Implicit bias reflections: raising consciousness to enhance academic culture, climate, and community – with Prof. Candace Croney, Director, Purdue University’s Center for Animal Welfare Science
Academics are typically taught to avoid bias in their work. The need to do so is especially critical in science and medicine, but is no less important to other disciplines, such as those pertaining to history, politics or communications. Incorrect assumptions or snap judgments can lead to poor choices that impair the quality of our work, tarnish reputations, and worse, cause harm to those we intend to serve and others with whom we interact in society. While we all hold biases, those we are unaware of or reluctant to acknowledge can severely damage our interactions and professional culture.
Implicit bias is particularly insidious in this regard. Implicit bias, reflected in attitudes or stereotypes we may not even realize we hold, can impact our judgements about others and behaviors towards them. These types of unconscious beliefs are so deeply rooted that they may cause us to unintentionally demonstrate prejudice even when we genuinely mean well and openly reject prejudicial ideas and behaviors. This can affect both the workplace climate and the quality of work we do. While debate exists about how to address implicit bias, greater awareness and mindfulness about our thought processes may be key to minimizing its detrimental effects.
About Prof. Candace Croney
Prof. Candace Croney is director of Purdue University’s Center for Animal Welfare Science and professor of animal behavior and well-being in Comparative Pathobiology and Animal Sciences. She earned her PhD in animal sciences from Pennsylvania State University. She has served as assistant director of conservation education at the American Zoo and Aquarium Association and has held faculty appointments in animal sciences at Oregon State University and preventive medicine at Ohio State University College of Veterinary Medicine. Her research and engagement programs focus on evaluating and improving the welfare of companion and agricultural animals, understanding public perceptions of animal agriculture, and exploring the ethical implications of animal care and use decisions. Her work has been featured in national and international broadcast programs by National Geographic, Animal Planet and the BBC.
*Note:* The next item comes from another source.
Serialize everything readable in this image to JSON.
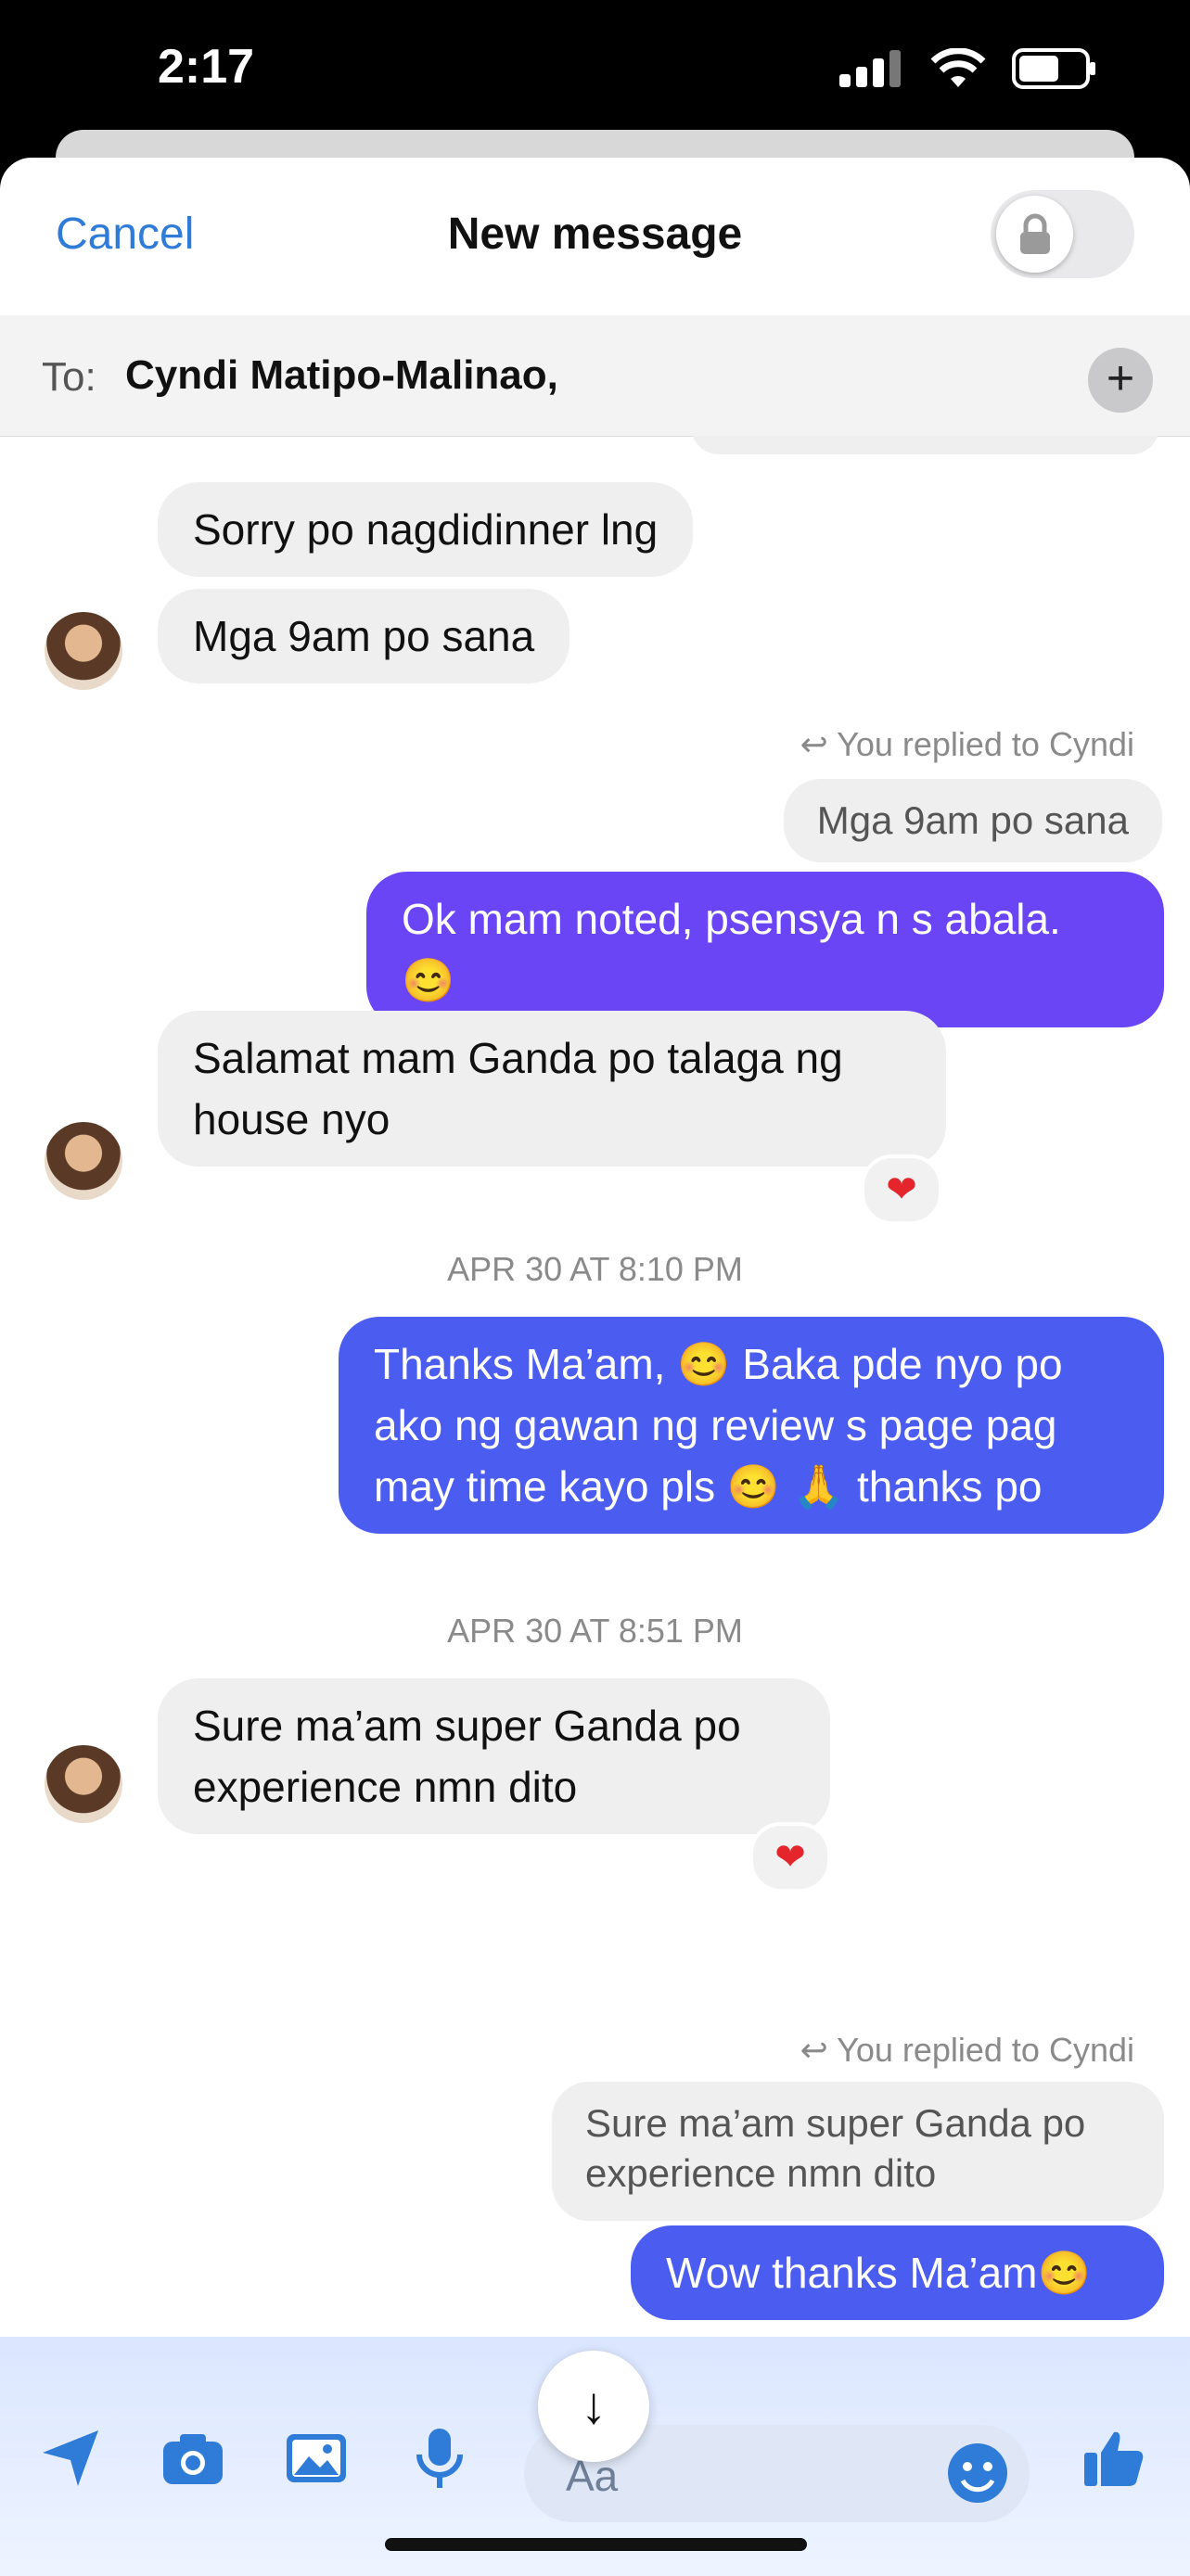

She serves as scientific advisor on animal welfare to numerous groups, including the American Humane Association, Bob Evans Farms, Good Dog, Fairlife and Tyson Foods. She has recently developed a new voluntary national certification program for the care and welfare of breeding dogs, Canine Care CertifiedTM.